The task: Please print every record below exactly as it appears, but leave out the pictures.
'''
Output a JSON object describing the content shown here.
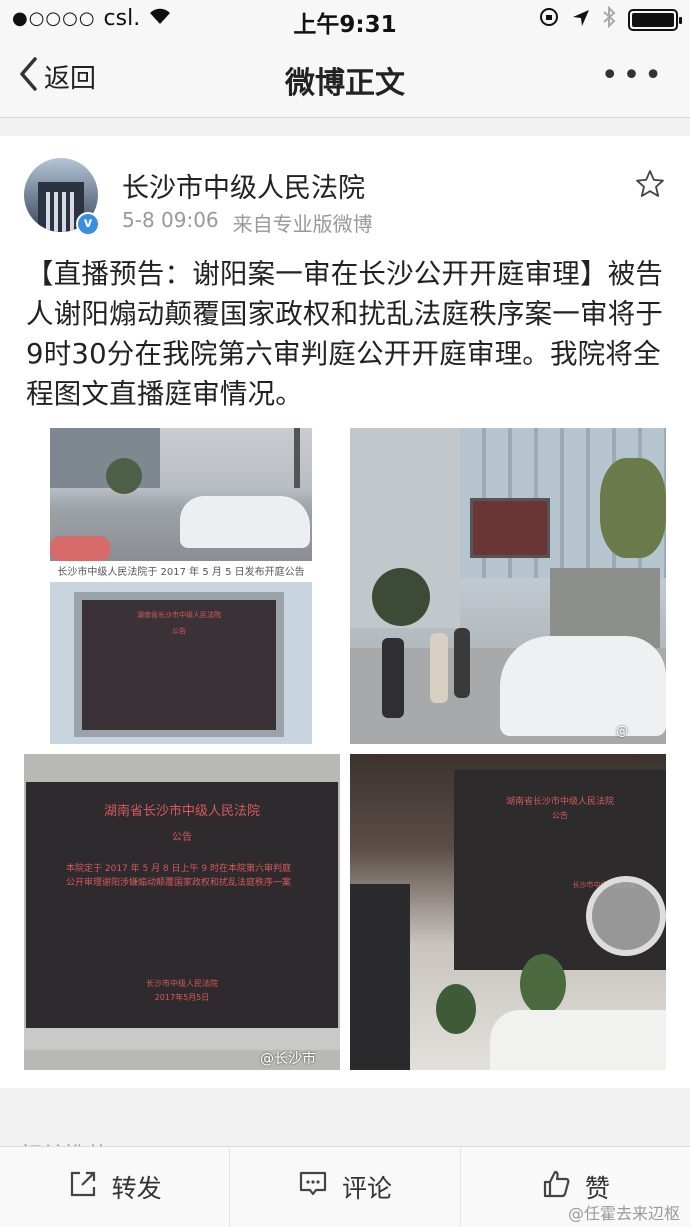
{
  "status_bar": {
    "signal_dots": "●○○○○",
    "carrier": "csl.",
    "time": "上午9:31"
  },
  "nav": {
    "back_label": "返回",
    "title": "微博正文",
    "more": "•••"
  },
  "post": {
    "author": "长沙市中级人民法院",
    "timestamp": "5-8 09:06",
    "source": "来自专业版微博",
    "text": "【直播预告：谢阳案一审在长沙公开开庭审理】被告人谢阳煽动颠覆国家政权和扰乱法庭秩序案一审将于9时30分在我院第六审判庭公开开庭审理。我院将全程图文直播庭审情况。",
    "verified_badge": "v",
    "images": {
      "img1_caption": "长沙市中级人民法院于 2017 年 5 月 5 日发布开庭公告",
      "img2_heading": "湖南省长沙市中级人民法院",
      "img2_sub": "公告",
      "img4_heading": "湖南省长沙市中级人民法院",
      "img4_sub": "公告",
      "img4_body": "本院定于 2017 年 5 月 8 日上午 9 时在本院第六审判庭公开审理谢阳涉嫌煽动颠覆国家政权和扰乱法庭秩序一案",
      "img4_footer": "长沙市中级人民法院",
      "img4_date": "2017年5月5日",
      "img5_heading": "湖南省长沙市中级人民法院",
      "img5_sub": "公告",
      "img5_footer": "长沙市中级人民法院",
      "watermark_weibo": "@",
      "watermark_changsha": "@长沙市"
    }
  },
  "related_label": "相关推荐",
  "toolbar": {
    "repost": "转发",
    "comment": "评论",
    "like": "赞"
  },
  "bottom_watermark": "@任霍去来辺枢",
  "colors": {
    "verified": "#3b8ede",
    "screen_text": "#d25b5b"
  },
  "icons": [
    "wifi-icon",
    "lock-rotation-icon",
    "location-icon",
    "bluetooth-icon",
    "battery-icon",
    "back-chevron-icon",
    "star-icon",
    "repost-icon",
    "comment-icon",
    "like-icon"
  ]
}
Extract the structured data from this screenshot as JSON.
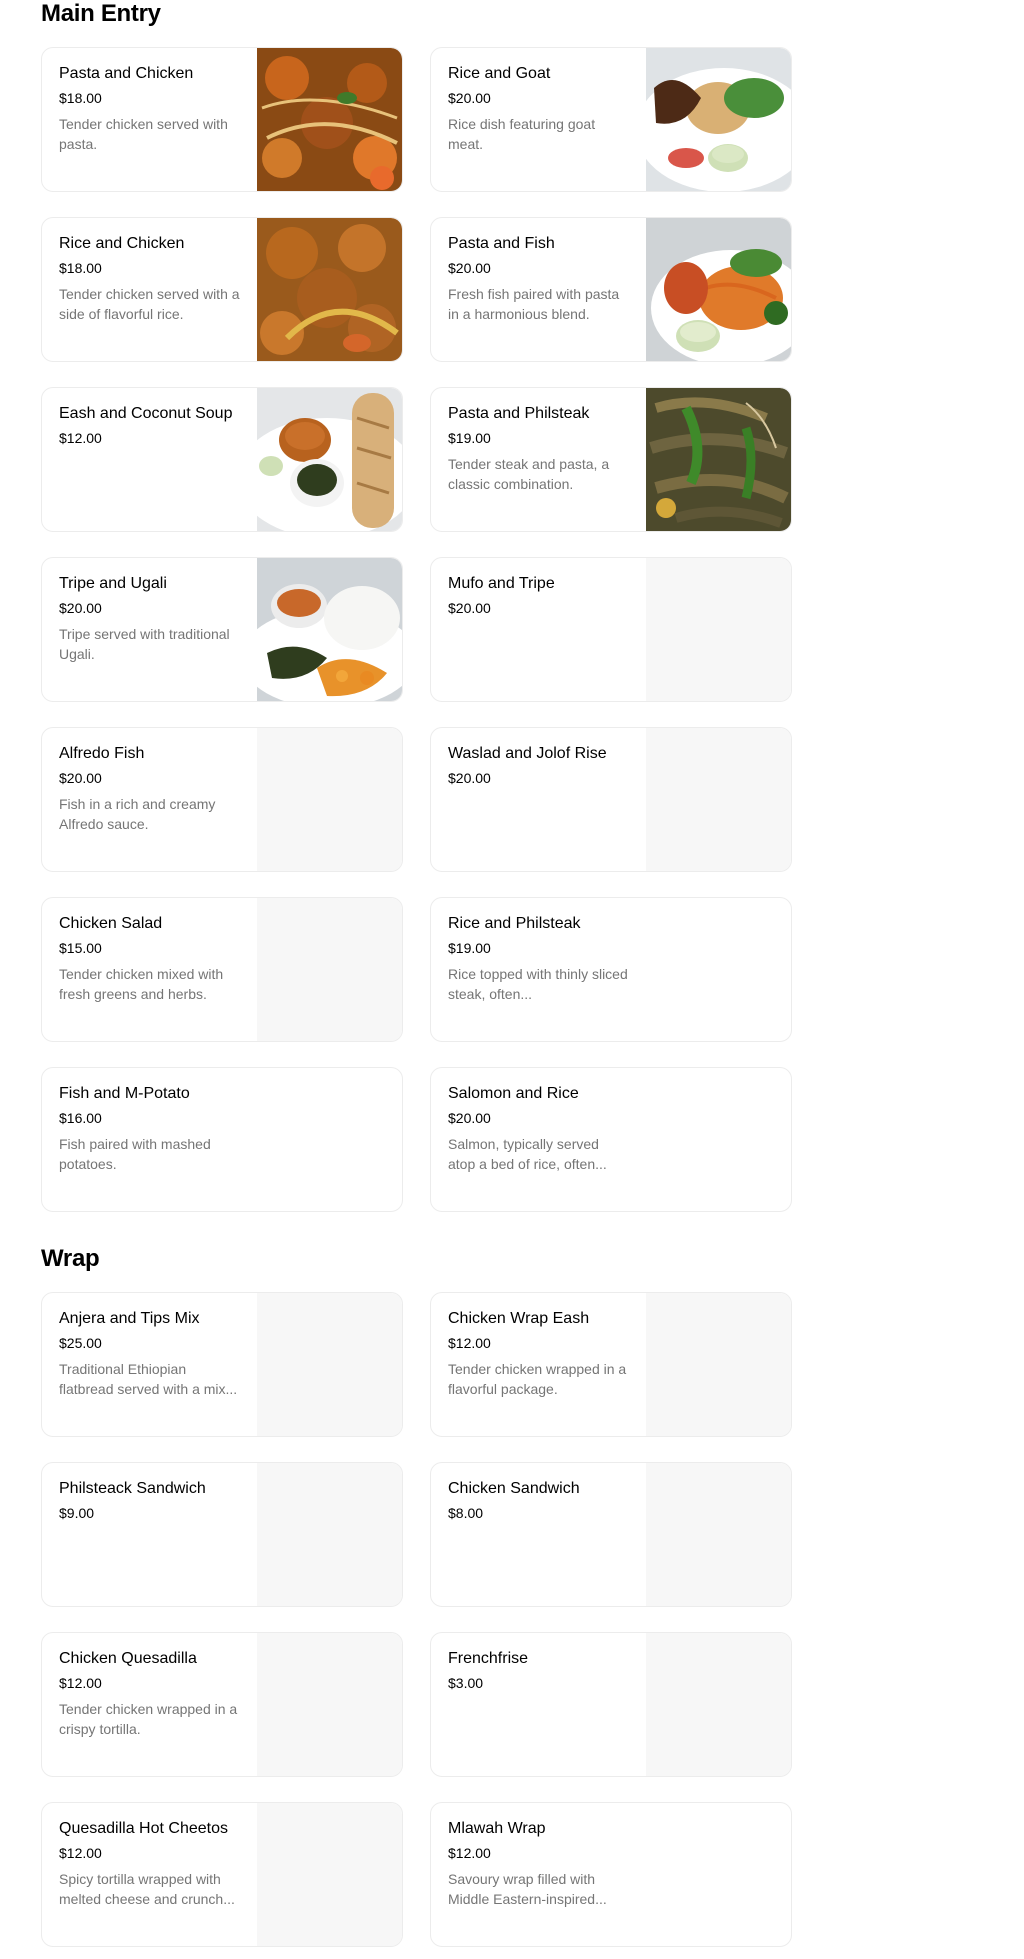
{
  "sections": [
    {
      "title": "Main Entry",
      "items": [
        {
          "name": "Pasta and Chicken",
          "price": "$18.00",
          "description": "Tender chicken served with pasta.",
          "image": "food-photo"
        },
        {
          "name": "Rice and Goat",
          "price": "$20.00",
          "description": "Rice dish featuring goat meat.",
          "image": "food-photo"
        },
        {
          "name": "Rice and Chicken",
          "price": "$18.00",
          "description": "Tender chicken served with a side of flavorful rice.",
          "image": "food-photo"
        },
        {
          "name": "Pasta and Fish",
          "price": "$20.00",
          "description": "Fresh fish paired with pasta in a harmonious blend.",
          "image": "food-photo"
        },
        {
          "name": "Eash and Coconut Soup",
          "price": "$12.00",
          "description": "",
          "image": "food-photo"
        },
        {
          "name": "Pasta and Philsteak",
          "price": "$19.00",
          "description": "Tender steak and pasta, a classic combination.",
          "image": "food-photo"
        },
        {
          "name": "Tripe and Ugali",
          "price": "$20.00",
          "description": "Tripe served with traditional Ugali.",
          "image": "food-photo"
        },
        {
          "name": "Mufo and Tripe",
          "price": "$20.00",
          "description": "",
          "image": "placeholder"
        },
        {
          "name": "Alfredo Fish",
          "price": "$20.00",
          "description": "Fish in a rich and creamy Alfredo sauce.",
          "image": "placeholder"
        },
        {
          "name": "Waslad and Jolof Rise",
          "price": "$20.00",
          "description": "",
          "image": "placeholder"
        },
        {
          "name": "Chicken Salad",
          "price": "$15.00",
          "description": "Tender chicken mixed with fresh greens and herbs.",
          "image": "placeholder"
        },
        {
          "name": "Rice and Philsteak",
          "price": "$19.00",
          "description": "Rice topped with thinly sliced steak, often...",
          "image": "none"
        },
        {
          "name": "Fish and M-Potato",
          "price": "$16.00",
          "description": "Fish paired with mashed potatoes.",
          "image": "none"
        },
        {
          "name": "Salomon and Rice",
          "price": "$20.00",
          "description": "Salmon, typically served atop a bed of rice, often...",
          "image": "none"
        }
      ]
    },
    {
      "title": "Wrap",
      "items": [
        {
          "name": "Anjera and Tips Mix",
          "price": "$25.00",
          "description": "Traditional Ethiopian flatbread served with a mix...",
          "image": "placeholder"
        },
        {
          "name": "Chicken Wrap Eash",
          "price": "$12.00",
          "description": "Tender chicken wrapped in a flavorful package.",
          "image": "placeholder"
        },
        {
          "name": "Philsteack Sandwich",
          "price": "$9.00",
          "description": "",
          "image": "placeholder"
        },
        {
          "name": "Chicken Sandwich",
          "price": "$8.00",
          "description": "",
          "image": "placeholder"
        },
        {
          "name": "Chicken Quesadilla",
          "price": "$12.00",
          "description": "Tender chicken wrapped in a crispy tortilla.",
          "image": "placeholder"
        },
        {
          "name": "Frenchfrise",
          "price": "$3.00",
          "description": "",
          "image": "placeholder"
        },
        {
          "name": "Quesadilla Hot Cheetos",
          "price": "$12.00",
          "description": "Spicy tortilla wrapped with melted cheese and crunch...",
          "image": "placeholder"
        },
        {
          "name": "Mlawah Wrap",
          "price": "$12.00",
          "description": "Savoury wrap filled with Middle Eastern-inspired...",
          "image": "none"
        }
      ]
    }
  ]
}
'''
Written reply:
Output a JSON object describing the content shown here.
{
  "status_bar": {
    "signal_dots": "●○○○○",
    "carrier": "csl.",
    "time": "上午9:31"
  },
  "nav": {
    "back_label": "返回",
    "title": "微博正文",
    "more": "•••"
  },
  "post": {
    "author": "长沙市中级人民法院",
    "timestamp": "5-8 09:06",
    "source": "来自专业版微博",
    "text": "【直播预告：谢阳案一审在长沙公开开庭审理】被告人谢阳煽动颠覆国家政权和扰乱法庭秩序案一审将于9时30分在我院第六审判庭公开开庭审理。我院将全程图文直播庭审情况。",
    "verified_badge": "v",
    "images": {
      "img1_caption": "长沙市中级人民法院于 2017 年 5 月 5 日发布开庭公告",
      "img2_heading": "湖南省长沙市中级人民法院",
      "img2_sub": "公告",
      "img4_heading": "湖南省长沙市中级人民法院",
      "img4_sub": "公告",
      "img4_body": "本院定于 2017 年 5 月 8 日上午 9 时在本院第六审判庭公开审理谢阳涉嫌煽动颠覆国家政权和扰乱法庭秩序一案",
      "img4_footer": "长沙市中级人民法院",
      "img4_date": "2017年5月5日",
      "img5_heading": "湖南省长沙市中级人民法院",
      "img5_sub": "公告",
      "img5_footer": "长沙市中级人民法院",
      "watermark_weibo": "@",
      "watermark_changsha": "@长沙市"
    }
  },
  "related_label": "相关推荐",
  "toolbar": {
    "repost": "转发",
    "comment": "评论",
    "like": "赞"
  },
  "bottom_watermark": "@任霍去来辺枢",
  "colors": {
    "verified": "#3b8ede",
    "screen_text": "#d25b5b"
  },
  "icons": [
    "wifi-icon",
    "lock-rotation-icon",
    "location-icon",
    "bluetooth-icon",
    "battery-icon",
    "back-chevron-icon",
    "star-icon",
    "repost-icon",
    "comment-icon",
    "like-icon"
  ]
}
Extract the structured data from this screenshot as JSON.
{
  "sections": [
    {
      "title": "Main Entry",
      "items": [
        {
          "name": "Pasta and Chicken",
          "price": "$18.00",
          "description": "Tender chicken served with pasta.",
          "image": "food-photo"
        },
        {
          "name": "Rice and Goat",
          "price": "$20.00",
          "description": "Rice dish featuring goat meat.",
          "image": "food-photo"
        },
        {
          "name": "Rice and Chicken",
          "price": "$18.00",
          "description": "Tender chicken served with a side of flavorful rice.",
          "image": "food-photo"
        },
        {
          "name": "Pasta and Fish",
          "price": "$20.00",
          "description": "Fresh fish paired with pasta in a harmonious blend.",
          "image": "food-photo"
        },
        {
          "name": "Eash and Coconut Soup",
          "price": "$12.00",
          "description": "",
          "image": "food-photo"
        },
        {
          "name": "Pasta and Philsteak",
          "price": "$19.00",
          "description": "Tender steak and pasta, a classic combination.",
          "image": "food-photo"
        },
        {
          "name": "Tripe and Ugali",
          "price": "$20.00",
          "description": "Tripe served with traditional Ugali.",
          "image": "food-photo"
        },
        {
          "name": "Mufo and Tripe",
          "price": "$20.00",
          "description": "",
          "image": "placeholder"
        },
        {
          "name": "Alfredo Fish",
          "price": "$20.00",
          "description": "Fish in a rich and creamy Alfredo sauce.",
          "image": "placeholder"
        },
        {
          "name": "Waslad and Jolof Rise",
          "price": "$20.00",
          "description": "",
          "image": "placeholder"
        },
        {
          "name": "Chicken Salad",
          "price": "$15.00",
          "description": "Tender chicken mixed with fresh greens and herbs.",
          "image": "placeholder"
        },
        {
          "name": "Rice and Philsteak",
          "price": "$19.00",
          "description": "Rice topped with thinly sliced steak, often...",
          "image": "none"
        },
        {
          "name": "Fish and M-Potato",
          "price": "$16.00",
          "description": "Fish paired with mashed potatoes.",
          "image": "none"
        },
        {
          "name": "Salomon and Rice",
          "price": "$20.00",
          "description": "Salmon, typically served atop a bed of rice, often...",
          "image": "none"
        }
      ]
    },
    {
      "title": "Wrap",
      "items": [
        {
          "name": "Anjera and Tips Mix",
          "price": "$25.00",
          "description": "Traditional Ethiopian flatbread served with a mix...",
          "image": "placeholder"
        },
        {
          "name": "Chicken Wrap Eash",
          "price": "$12.00",
          "description": "Tender chicken wrapped in a flavorful package.",
          "image": "placeholder"
        },
        {
          "name": "Philsteack Sandwich",
          "price": "$9.00",
          "description": "",
          "image": "placeholder"
        },
        {
          "name": "Chicken Sandwich",
          "price": "$8.00",
          "description": "",
          "image": "placeholder"
        },
        {
          "name": "Chicken Quesadilla",
          "price": "$12.00",
          "description": "Tender chicken wrapped in a crispy tortilla.",
          "image": "placeholder"
        },
        {
          "name": "Frenchfrise",
          "price": "$3.00",
          "description": "",
          "image": "placeholder"
        },
        {
          "name": "Quesadilla Hot Cheetos",
          "price": "$12.00",
          "description": "Spicy tortilla wrapped with melted cheese and crunch...",
          "image": "placeholder"
        },
        {
          "name": "Mlawah Wrap",
          "price": "$12.00",
          "description": "Savoury wrap filled with Middle Eastern-inspired...",
          "image": "none"
        }
      ]
    }
  ]
}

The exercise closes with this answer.